Have a certified chimney sweep inspect and clean your chimney, fireplace and vents at least once per year, as recommended by the National Fire Protection Association. A do-it-yourself inspection for creosote buildup can be performed by wearing goggles and a basic disposable dust mask. Take a flashlight and your fireplace poker and scratch the black surface above the damper (smoke chamber). If the groove you scratch is paper thin, no cleaning is needed. If it’s 1/8 inch thick, schedule a cleaning. If you have 1/4 inch of creosote, don’t use the fireplace until it’s cleaned—a chimney fire could occur at any time.

Get your furnace cleaned and serviced by a professional before the heating season begins. Also, clean or replace your furnace filters as recommended throughout the year. Dirty filters restrict airflow and reduce efficiency.

Ensure that all supply and return vents aren’t blocked or closed, as this causes the return duct to pull in cold air from cracks in windows and doors. In addition, the warm air that’s still trying to push up through closed vents will either start to leak out ducts that aren’t sealed properly, or be forced back down into your basement or floor cavities.

Trees and Bushes
Trimming trees and bushes provides many advantages to your home’s exterior. Trim so that all leaves and limbs are at least three feet away from your house. This prevents them from hitting the sides of your house when it’s windy, decreasing the amount of leaves and debris that will end up in your gutters.

Windows and Doors
Cracks in the seals around windows and doors allow heated or cooled air to escape, which can cost you money. Caulking and weatherstripping can wear over time, so check the seals around your windows and doors. One of the easiest ways to diagnose this issue is to close the door or window and hold a lighted candle near the frame. If the flame flickers at any spot, you likely have an air leak. Replace or add caulk or weatherstripping where needed.

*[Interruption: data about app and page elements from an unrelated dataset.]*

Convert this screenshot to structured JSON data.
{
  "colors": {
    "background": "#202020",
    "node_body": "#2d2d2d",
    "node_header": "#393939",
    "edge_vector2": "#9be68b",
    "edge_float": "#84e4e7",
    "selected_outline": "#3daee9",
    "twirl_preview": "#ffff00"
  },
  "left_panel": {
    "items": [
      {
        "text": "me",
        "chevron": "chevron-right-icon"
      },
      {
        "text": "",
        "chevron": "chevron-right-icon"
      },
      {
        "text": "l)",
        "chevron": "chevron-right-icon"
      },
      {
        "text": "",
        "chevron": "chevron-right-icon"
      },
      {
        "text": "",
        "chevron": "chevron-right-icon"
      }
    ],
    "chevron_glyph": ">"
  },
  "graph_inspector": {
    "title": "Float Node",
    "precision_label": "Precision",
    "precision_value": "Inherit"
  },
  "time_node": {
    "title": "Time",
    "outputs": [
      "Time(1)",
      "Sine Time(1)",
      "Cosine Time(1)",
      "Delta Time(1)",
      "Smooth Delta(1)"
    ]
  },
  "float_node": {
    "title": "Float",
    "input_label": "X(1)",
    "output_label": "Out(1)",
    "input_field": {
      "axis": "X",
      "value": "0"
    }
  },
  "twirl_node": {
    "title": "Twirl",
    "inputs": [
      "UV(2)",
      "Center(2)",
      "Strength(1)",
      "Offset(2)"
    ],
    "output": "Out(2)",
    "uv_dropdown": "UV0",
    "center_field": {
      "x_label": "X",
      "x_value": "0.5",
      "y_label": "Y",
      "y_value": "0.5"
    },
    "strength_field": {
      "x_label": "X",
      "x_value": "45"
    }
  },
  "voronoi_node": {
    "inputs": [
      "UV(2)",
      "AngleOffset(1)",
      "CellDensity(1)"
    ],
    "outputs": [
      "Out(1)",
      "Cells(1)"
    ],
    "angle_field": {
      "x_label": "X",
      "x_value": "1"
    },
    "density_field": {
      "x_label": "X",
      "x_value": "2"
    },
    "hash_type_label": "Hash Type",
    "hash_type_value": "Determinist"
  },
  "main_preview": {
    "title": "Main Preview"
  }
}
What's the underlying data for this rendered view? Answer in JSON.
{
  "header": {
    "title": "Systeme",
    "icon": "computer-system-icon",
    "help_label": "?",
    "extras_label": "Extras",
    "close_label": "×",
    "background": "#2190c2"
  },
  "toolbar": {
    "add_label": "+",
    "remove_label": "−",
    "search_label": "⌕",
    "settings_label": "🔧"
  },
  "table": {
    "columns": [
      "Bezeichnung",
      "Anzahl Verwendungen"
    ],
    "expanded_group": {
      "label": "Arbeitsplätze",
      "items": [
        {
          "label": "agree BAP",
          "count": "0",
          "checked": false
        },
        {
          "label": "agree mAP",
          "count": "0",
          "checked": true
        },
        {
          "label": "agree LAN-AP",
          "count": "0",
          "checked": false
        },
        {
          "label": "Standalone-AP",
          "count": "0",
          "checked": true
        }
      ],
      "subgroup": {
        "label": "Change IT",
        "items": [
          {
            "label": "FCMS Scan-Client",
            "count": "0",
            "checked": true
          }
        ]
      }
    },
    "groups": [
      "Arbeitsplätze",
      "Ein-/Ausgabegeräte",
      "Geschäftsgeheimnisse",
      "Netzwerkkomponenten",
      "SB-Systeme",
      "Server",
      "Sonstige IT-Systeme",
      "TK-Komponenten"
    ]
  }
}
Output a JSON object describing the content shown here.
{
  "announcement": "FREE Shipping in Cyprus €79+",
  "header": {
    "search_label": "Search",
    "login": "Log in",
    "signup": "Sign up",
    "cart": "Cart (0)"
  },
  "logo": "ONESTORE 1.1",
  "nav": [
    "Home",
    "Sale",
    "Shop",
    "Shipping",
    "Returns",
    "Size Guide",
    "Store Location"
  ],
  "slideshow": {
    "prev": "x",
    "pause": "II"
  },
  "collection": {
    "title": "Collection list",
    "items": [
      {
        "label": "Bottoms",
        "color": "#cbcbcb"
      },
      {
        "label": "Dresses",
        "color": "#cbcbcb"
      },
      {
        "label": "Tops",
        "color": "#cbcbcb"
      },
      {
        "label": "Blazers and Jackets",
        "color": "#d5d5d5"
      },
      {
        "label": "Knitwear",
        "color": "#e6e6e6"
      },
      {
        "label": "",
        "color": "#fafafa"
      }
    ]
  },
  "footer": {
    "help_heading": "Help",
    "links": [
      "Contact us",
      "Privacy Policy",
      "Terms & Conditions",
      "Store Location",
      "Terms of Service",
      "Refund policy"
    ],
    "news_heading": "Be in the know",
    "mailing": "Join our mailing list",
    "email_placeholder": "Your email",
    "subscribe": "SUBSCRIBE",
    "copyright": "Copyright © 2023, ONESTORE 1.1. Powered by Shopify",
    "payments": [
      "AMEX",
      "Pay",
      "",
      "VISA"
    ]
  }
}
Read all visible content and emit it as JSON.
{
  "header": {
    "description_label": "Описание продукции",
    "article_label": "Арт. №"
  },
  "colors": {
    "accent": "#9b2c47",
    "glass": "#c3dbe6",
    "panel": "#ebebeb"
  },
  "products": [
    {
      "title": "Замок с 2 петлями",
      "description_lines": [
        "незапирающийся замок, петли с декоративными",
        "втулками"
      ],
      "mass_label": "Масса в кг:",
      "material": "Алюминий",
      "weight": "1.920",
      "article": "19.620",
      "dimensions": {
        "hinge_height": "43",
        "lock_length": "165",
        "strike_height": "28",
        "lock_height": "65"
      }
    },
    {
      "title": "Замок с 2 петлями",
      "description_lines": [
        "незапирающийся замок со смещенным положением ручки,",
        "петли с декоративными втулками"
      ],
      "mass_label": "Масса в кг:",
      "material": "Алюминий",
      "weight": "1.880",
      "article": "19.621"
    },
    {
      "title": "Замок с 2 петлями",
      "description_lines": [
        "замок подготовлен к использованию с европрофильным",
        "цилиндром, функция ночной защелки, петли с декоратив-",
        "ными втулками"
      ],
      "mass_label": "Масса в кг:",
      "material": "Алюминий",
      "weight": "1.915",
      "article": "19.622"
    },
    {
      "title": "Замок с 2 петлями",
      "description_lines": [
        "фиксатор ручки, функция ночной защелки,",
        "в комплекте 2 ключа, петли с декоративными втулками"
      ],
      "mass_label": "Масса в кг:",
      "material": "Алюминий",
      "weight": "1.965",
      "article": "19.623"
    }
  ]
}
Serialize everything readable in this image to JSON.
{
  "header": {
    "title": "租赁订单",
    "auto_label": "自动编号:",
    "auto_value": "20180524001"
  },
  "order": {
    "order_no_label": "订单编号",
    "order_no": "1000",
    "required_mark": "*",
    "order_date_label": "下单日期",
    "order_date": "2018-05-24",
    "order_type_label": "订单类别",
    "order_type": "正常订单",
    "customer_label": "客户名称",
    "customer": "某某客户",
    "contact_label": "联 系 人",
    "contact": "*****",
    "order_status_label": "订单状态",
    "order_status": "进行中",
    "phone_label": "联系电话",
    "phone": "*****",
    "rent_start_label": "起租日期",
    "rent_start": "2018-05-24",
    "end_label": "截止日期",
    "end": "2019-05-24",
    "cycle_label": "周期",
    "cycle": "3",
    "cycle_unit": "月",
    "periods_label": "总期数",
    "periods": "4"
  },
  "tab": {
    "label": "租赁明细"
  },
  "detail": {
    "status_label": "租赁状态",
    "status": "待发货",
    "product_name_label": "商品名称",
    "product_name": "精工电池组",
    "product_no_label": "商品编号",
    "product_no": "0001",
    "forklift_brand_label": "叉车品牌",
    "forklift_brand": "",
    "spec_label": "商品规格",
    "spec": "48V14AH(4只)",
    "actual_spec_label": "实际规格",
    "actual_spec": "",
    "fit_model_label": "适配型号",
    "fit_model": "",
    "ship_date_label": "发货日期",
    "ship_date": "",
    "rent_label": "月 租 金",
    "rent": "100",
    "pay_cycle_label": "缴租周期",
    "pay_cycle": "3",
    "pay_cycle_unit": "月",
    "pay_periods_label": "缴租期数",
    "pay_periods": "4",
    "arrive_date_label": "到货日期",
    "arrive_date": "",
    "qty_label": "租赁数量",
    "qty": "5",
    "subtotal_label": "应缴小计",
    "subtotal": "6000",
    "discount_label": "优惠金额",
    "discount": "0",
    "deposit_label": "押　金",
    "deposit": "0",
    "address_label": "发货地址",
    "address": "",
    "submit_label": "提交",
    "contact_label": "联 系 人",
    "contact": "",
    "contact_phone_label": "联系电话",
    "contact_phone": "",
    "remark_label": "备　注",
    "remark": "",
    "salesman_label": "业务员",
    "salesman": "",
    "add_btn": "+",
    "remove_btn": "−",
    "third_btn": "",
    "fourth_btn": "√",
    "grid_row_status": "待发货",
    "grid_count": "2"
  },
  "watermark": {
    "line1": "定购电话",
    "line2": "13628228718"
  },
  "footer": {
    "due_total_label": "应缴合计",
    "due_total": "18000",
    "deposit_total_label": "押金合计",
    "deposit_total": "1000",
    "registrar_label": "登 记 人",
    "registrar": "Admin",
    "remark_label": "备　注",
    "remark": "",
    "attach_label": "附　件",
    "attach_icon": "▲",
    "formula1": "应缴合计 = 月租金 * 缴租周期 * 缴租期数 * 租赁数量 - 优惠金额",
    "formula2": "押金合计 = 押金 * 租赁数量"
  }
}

Buddy Stark, Director of Operations for HomeTeam Inspection Service,  Real Estate Magazine